"Since objective grounds of a reasonable apprehension of bias on the part of Ambassador Kiplagat exist in the minds of the public, he is duty bound to resign for the greater good of the commission and country," the commissioners observed.


Submitted by njerujn
Posted February 25, 2010 03:49 PM

What is it with us Kenyans or is it Africans? Why can this mzee not read the writing on the wall. Must he be scourged lame before he considers stepping down? Amb. just step down. If the people you are trying to help feel that you can not help them, let it be. Leave the seat to someone else they can accept. You can not shove yourself down their throats when they are not willing. Can you?

Submitted by DujisDemocrat
Posted February 25, 2010 03:32 PM

What kenyans need to understand is that its not always about good cv and degrees from prominent universities and serving in local commissions.The most important thing is the integrity and the past history of the person in question because people dont change overnight and become someone else.Voters should also use the same criteria which no doubt will produce good leaders.

Submitted by kichwasafi
Posted February 25, 2010 02:06 PM

I was one of those willing to give the man the benefit of the doubt but now it seems the die is cast. Mzee Kip, pole, but you have to go now.

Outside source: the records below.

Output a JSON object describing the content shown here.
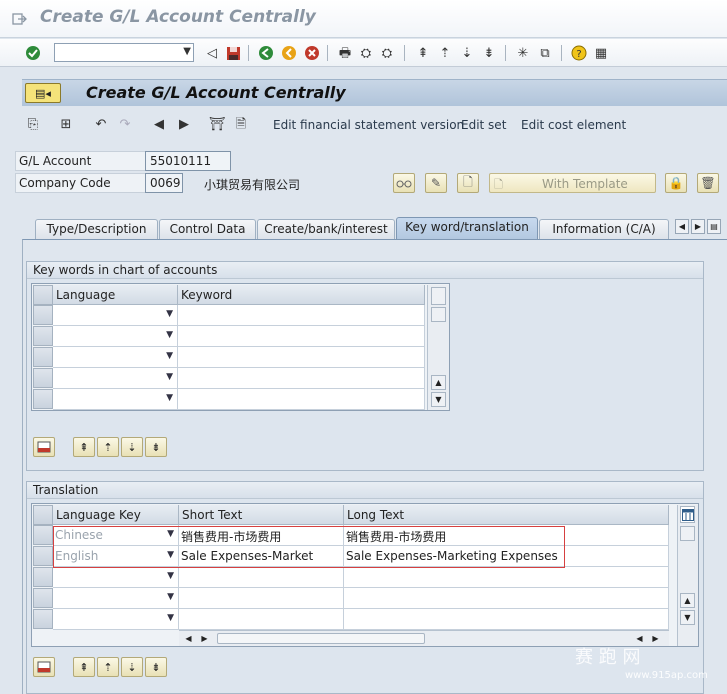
{
  "window": {
    "title": "Create G/L Account Centrally"
  },
  "systoolbar": {
    "command_field": "",
    "icons": [
      "enter-icon",
      "back-icon",
      "save-icon",
      "back-green-icon",
      "exit-icon",
      "cancel-icon",
      "print-icon",
      "find-icon",
      "find-next-icon",
      "first-page-icon",
      "prev-page-icon",
      "next-page-icon",
      "last-page-icon",
      "new-session-icon",
      "shortcut-icon",
      "help-icon",
      "layout-icon"
    ]
  },
  "screen": {
    "title": "Create G/L Account Centrally"
  },
  "apptoolbar": {
    "links": [
      "Edit financial statement version",
      "Edit set",
      "Edit cost element"
    ]
  },
  "header": {
    "gl_account_label": "G/L Account",
    "gl_account_value": "55010111",
    "company_code_label": "Company Code",
    "company_code_value": "0069",
    "company_name": "小琪贸易有限公司",
    "with_template_label": "With Template"
  },
  "tabs": [
    {
      "label": "Type/Description",
      "active": false
    },
    {
      "label": "Control Data",
      "active": false
    },
    {
      "label": "Create/bank/interest",
      "active": false
    },
    {
      "label": "Key word/translation",
      "active": true
    },
    {
      "label": "Information (C/A)",
      "active": false
    }
  ],
  "keywords": {
    "title": "Key words in chart of accounts",
    "columns": [
      "Language",
      "Keyword"
    ]
  },
  "translation": {
    "title": "Translation",
    "columns": [
      "Language Key",
      "Short Text",
      "Long Text"
    ],
    "rows": [
      {
        "language": "Chinese",
        "short": "销售费用-市场费用",
        "long": "销售费用-市场费用"
      },
      {
        "language": "English",
        "short": "Sale Expenses-Market",
        "long": "Sale Expenses-Marketing Expenses"
      },
      {
        "language": "",
        "short": "",
        "long": ""
      },
      {
        "language": "",
        "short": "",
        "long": ""
      },
      {
        "language": "",
        "short": "",
        "long": ""
      }
    ]
  },
  "watermark": {
    "line1": "赛 跑 网",
    "line2": "www.915ap.com"
  },
  "colors": {
    "highlight": "#d64040",
    "active_tab": "#b3c8e0",
    "title_bar": "#b0c4da"
  }
}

Submitted by abckris
Posted February 25, 2010 02:05 PM

Amb. Kiplagat knew his hands were tied once he was appointed to the commission but just kept on. I am sure he is aware of natural justice and conflict of interest do not go together. Excluding himself from the commission is the best thing, a foreign professional with no leanings might be the best option.

Submitted by jirani
Posted February 25, 2010 02:04 PM

Why do people in Kenya refuse to give up even when their names are mentioned endlessly in dirty deals? Kiplagat shouldn't lead TJRC and Bowry shouldn't be part of KACC.

Submitted by sniper33
Posted February 25, 2010 01:57 PM

Bethuel Kiplagat sir ,please save face and Kenya's precious time and quit, you should have done so before it came to this.

Submitted by kamaujm
Posted February 25, 2010 01:51 PM

Good that others have joined in calling for Kiplagat to resign. Majority of our problems continue because we aren't prepared to deal with our past. To have Kiplagat as head of TJRC will only make its work untenable. As Kiplagat goes so should Bowry for the Anti Corruption body.We aren't interested with whitewash.